» What the task requires:
Reply with nothing but the number of lines in the data below where the word "Asistente" occurs.

Data about app and page elements:
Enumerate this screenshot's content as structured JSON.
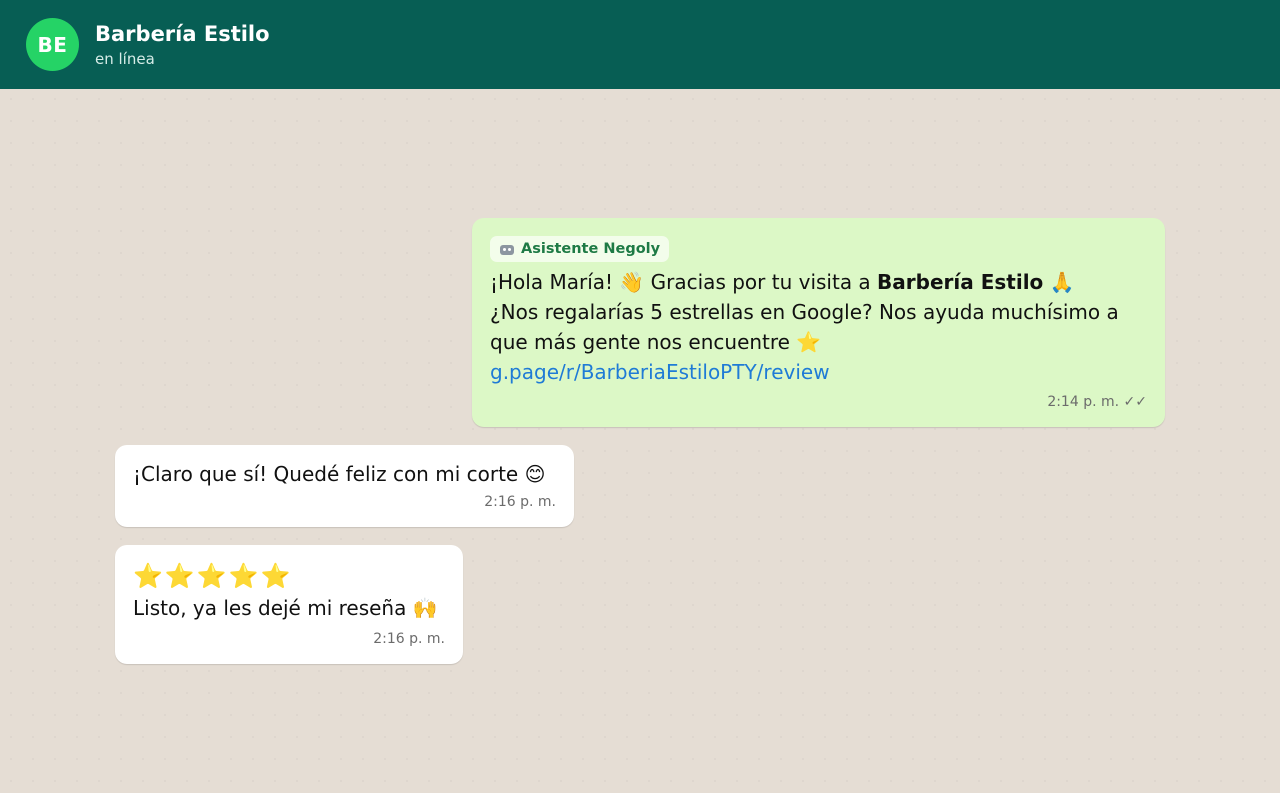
{
  "header": {
    "avatar_initials": "BE",
    "title": "Barbería Estilo",
    "status": "en línea",
    "background_color": "#075e54",
    "avatar_color": "#25d366"
  },
  "messages": [
    {
      "direction": "outgoing",
      "sender_badge": "🤖 Asistente Negoly",
      "sender_badge_icon": "robot-icon",
      "sender_badge_label": "Asistente Negoly",
      "line1_prefix": "¡Hola María! ",
      "line1_emoji1": "👋",
      "line1_middle": " Gracias por tu visita a ",
      "line1_bold": "Barbería Estilo",
      "line1_emoji2": "🙏",
      "line2": "¿Nos regalarías 5 estrellas en Google? Nos ayuda muchísimo a",
      "line3_text": "que más gente nos encuentre ",
      "line3_emoji": "⭐",
      "link": "g.page/r/BarberiaEstiloPTY/review",
      "time": "2:14 p. m.",
      "ticks": "✓✓",
      "bubble_color": "#dcf8c6"
    },
    {
      "direction": "incoming",
      "text": "¡Claro que sí! Quedé feliz con mi corte ",
      "emoji": "😊",
      "time": "2:16 p. m.",
      "bubble_color": "#ffffff"
    },
    {
      "direction": "incoming",
      "stars": "⭐⭐⭐⭐⭐",
      "star_rating": 5,
      "text": "Listo, ya les dejé mi reseña ",
      "emoji": "🙌",
      "time": "2:16 p. m.",
      "bubble_color": "#ffffff"
    }
  ],
  "colors": {
    "chat_background": "#e5ddd4",
    "link": "#1f7bd6",
    "badge_text": "#1e7a45"
  }
}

» Solution to the exercise:
2